Panama nearly doubled its advantage in the 54th minute when Quintero broke into the clear down the left wing. His center feed was steered toward goal by Perez, but Castillo was on hand to clear off the line.
Manager Jurgen Klinsmann brought on Davis and Johansson for Brad Evans and Diskerud, respectively in a bid to spark the U.S. attack. The switch had the desired effect, as Davis swung in one of his trademark corner kicks and Orozco muscled his way past Carlos Rodriguez to redirect the ball past Penedo.
The aforementioned substitutions had the effect of moving Bedoya to right back. Panama began to work that side extensively, and were unlucky not to earn a penalty in the 62nd minute when Bedoya appeared to bowl over Quintero. Five minutes later more good work from Quintero saw him set up Torres, but Guzan was on hand to deliver a left-handed save from close range.
Just when it seemed the U.S would hang on for a draw, Tejada popped up to put the home side in front. Roberto Chen’s cross was parried right into the path of Tejada by Guzan, and the Panama forward stabbed the ball into the empty net, sending the home crowd into delirium.
It proved short-lived. Zusi nodded home Davis’ cross from the left wing, and the U.S. appeared ready to see out a draw. But with just seconds remaining, substitute Terrence Boyd corralled Guzan’s long punt up field, picked out Johansson, then he fired home to give the Americans the win.
Player ratings: (0-10, 10 being best)
G Brad Guzan, 5.5: Could do little about the first goal, but did well to save a second-half effort from Torres. Needed to do more with the cross that he deflected to Tejada for the second Panama goal.
D Edgar Castillo, 4.5: A tale of two halves. His sloppy pass helped set the stage for Torres’ opener, and his defense left much to be desired as well. Then he had a key clearance off the line to keep the match close, and he was a menace going forward.
D Michael Orozco, 6.5: Was left in a tough spot on Gomez’s goal, and he didn’t look that comfortable in the back at times. But he recovered well, was adept with his passes, and was on hand to score the first equalizer.
D Clarence Goodson, 6: Just a hair late to get a foot on Gomez’s shot, but cut out some dangerous balls into the middle and was solid overall, especially with his distribution.
D Brad Evans, 5: Struggled to contain the speed of Quintero, but held on well enough to make plenty of clearances. Got forward to more effect in the second half, but then wore down as Quintero proved too much to handle.
M Kyle Beckerman, 6: Tidy in possession, but his lack of pace was exposed a bit when forced to cover for Castillo. He did cut out some dangerous Panamanian counters, but failed to pick up Tejada on his goal.
M Sacha Kljestan, 6: Seemed to grow into the game as the first half went on, and carried that momentum into the second half.

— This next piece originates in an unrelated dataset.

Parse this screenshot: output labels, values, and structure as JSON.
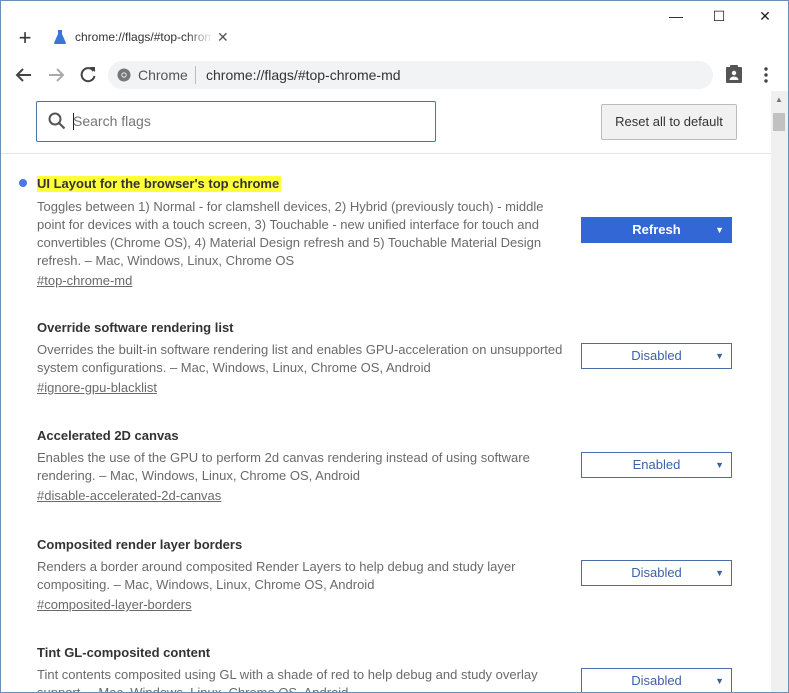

M Graham Zusi, 5.5: Had one of those nights when the ball seemed to get caught in the spokes every time he collected it, and was largely ineffective in the first half. But he kept fighting, and popped up when his team needed him most.
M Mix Diskerud, 6: Had some clever touches and some bright moments linking with Altidore, but needed more precision around the box, as his passes seemed just a hair off.
M Alejandro Bedoya, 4.5: Had a stinging shot right at Penedo that was saved, but struggled to be as impactful with his passing. Looked overwhelmed initially when moved to right back, but gradually found his footing. Was lucky not to draw a penalty though.
F Jozy Altidore, 6.5: A much improved performance over the Jamaica game, despite not finding the net. He was effective with his holdup and link play and battled well against Felipe Baloy.
M Brad Davis, 7: Brought on for his crossing, he delivered with two killer assists. A spot on the final World Cup roster seems a long shot, but Davis no doubt helped himself.
F Aron Johansson, 7: Made some dangerous runs into the box, and then delivered a cool finish to provide the game-winner.
F Terrence Boyd, 6.5: His unsung work in the buildup to the game-winner can’t be overlooked, as he held the ball up well and then delivered a deft pass to Johansson.